A Video Game to Help the Fight Against the Vicious Tapeworm in Africa
Keywords:games for children, prevention, Education

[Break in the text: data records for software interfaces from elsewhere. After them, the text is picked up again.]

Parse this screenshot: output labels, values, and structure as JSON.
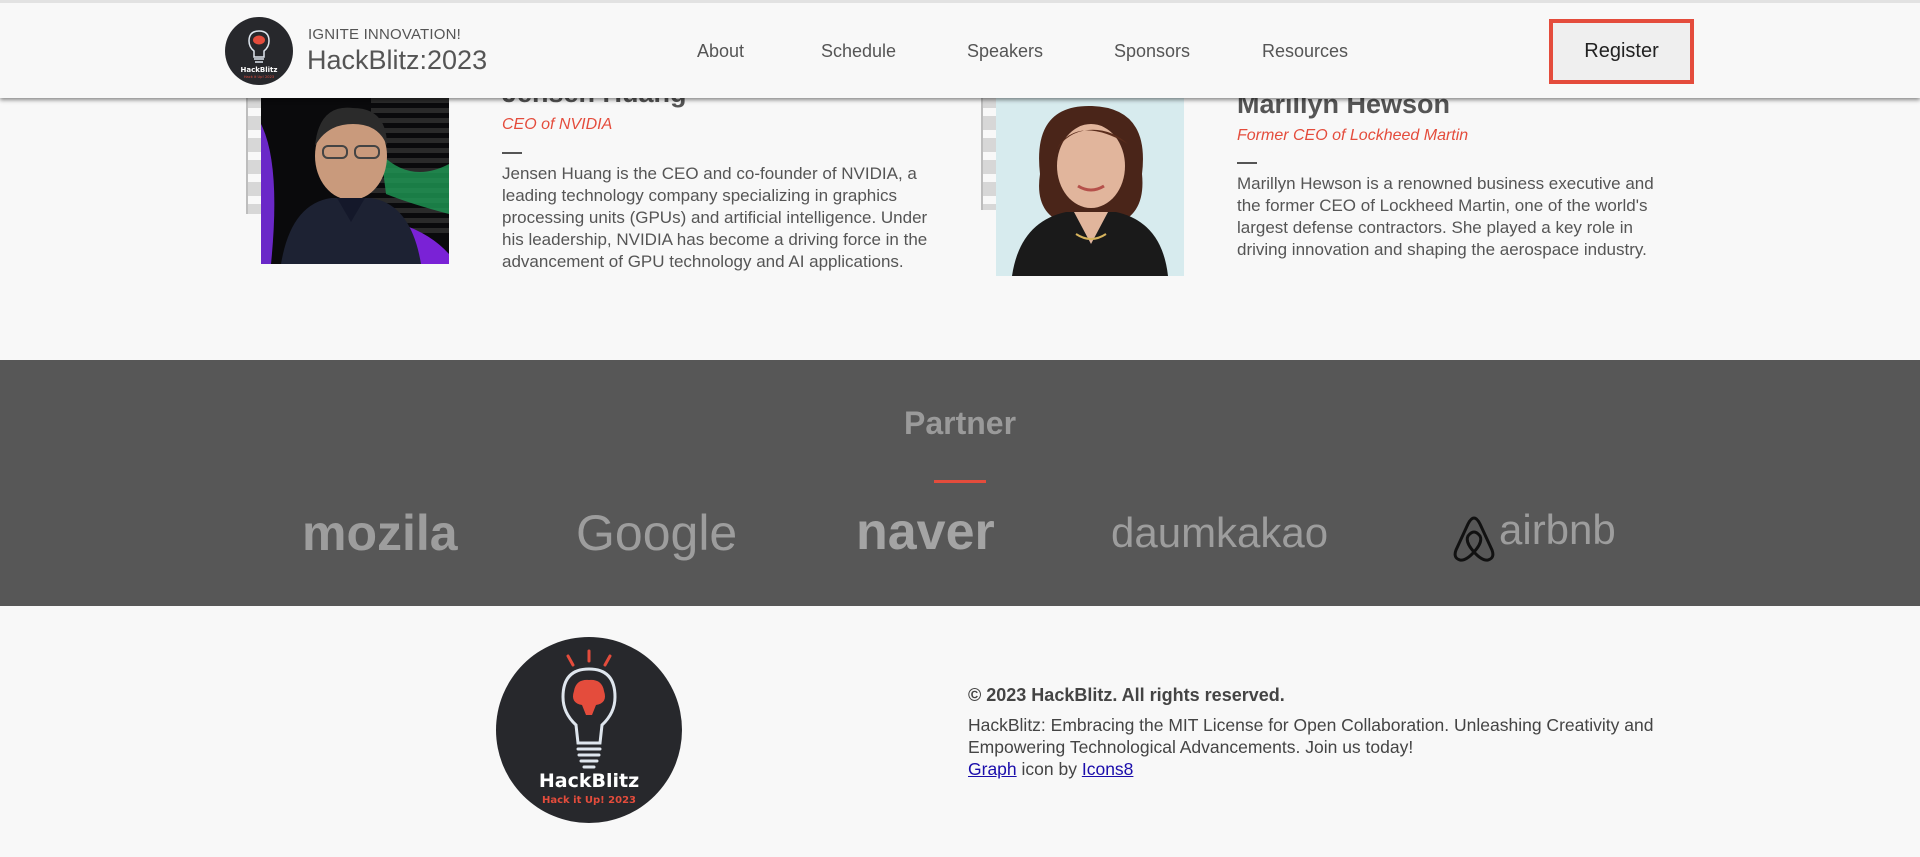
{
  "header": {
    "tagline": "IGNITE INNOVATION!",
    "title": "HackBlitz:2023",
    "nav": [
      "About",
      "Schedule",
      "Speakers",
      "Sponsors",
      "Resources"
    ],
    "register_label": "Register"
  },
  "speakers": [
    {
      "name": "Jensen Huang",
      "role": "CEO of NVIDIA",
      "bio": "Jensen Huang is the CEO and co-founder of NVIDIA, a leading technology company specializing in graphics processing units (GPUs) and artificial intelligence. Under his leadership, NVIDIA has become a driving force in the advancement of GPU technology and AI applications."
    },
    {
      "name": "Marillyn Hewson",
      "role": "Former CEO of Lockheed Martin",
      "bio": "Marillyn Hewson is a renowned business executive and the former CEO of Lockheed Martin, one of the world's largest defense contractors. She played a key role in driving innovation and shaping the aerospace industry."
    }
  ],
  "partner": {
    "title": "Partner",
    "logos": [
      "mozila",
      "Google",
      "naver",
      "daumkakao",
      "airbnb"
    ]
  },
  "logo": {
    "name": "HackBlitz",
    "slogan": "Hack it Up! 2023"
  },
  "footer": {
    "copyright": "© 2023 HackBlitz. All rights reserved.",
    "license": "HackBlitz: Embracing the MIT License for Open Collaboration. Unleashing Creativity and Empowering Technological Advancements. Join us today!",
    "credit_link1": "Graph",
    "credit_mid": "icon by",
    "credit_link2": "Icons8"
  },
  "colors": {
    "accent": "#e44c3c",
    "partner_bg": "#575757",
    "page_bg": "#f8f8f8",
    "logo_bg": "#27282c"
  }
}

The pork tapeworm, Taenia solium, is the agent causing the most important parasitic infection worldwide due to its substantial economic and health impacts, disproportionally affecting low-income countries. Health education should form a core component in control efforts and sustain control strategies proposed by the World Health Organization (WHO), such as human treatments. Traditional health education methods have shown to be less effective. Therefore, in the field of tropical medicine, new, engaging ways to teach affected populations are needed. Within the project ‘Gaming 4 Health’ we developed an educational video game aimed at instructing school-going children in low-income countries about the tapeworm and how to prevent it. Building on the principles of gamified learning and the self-determination theory, we created the educational video game the ‘Tapeworm game’. The game was developed by a multidisciplinary team, following the game design research cycle which included five steps: game planning, game design, prototyping, play testing and evaluation. The Tapeworm game is a multi-player video game set in an African village. The game’s objective is to educate players about the tapeworm and how to prevent the the spread of disease. Players create their own avatar and learn about disease prevention by exploring the village, engaging in minigames and preforming complementary actions, such as washing hands and visiting the toilet. Points are earned by playing the minigames and performing the actions correctly within a given time. The more points a player accumulates, the higher they climb on the leader boards. Rewards are unlocked based on performance and competence and displayed as stars, badges, and avatar customizations. This makes the game exiting and keeps children fully immersed, motivating them to learn, improve and continue playing the videogame. With this videogame our goal is to educate, raise awareness and advance the control of the pork tapeworm as part of the WHO’s 2030 goals for Neglected Tropical Diseases.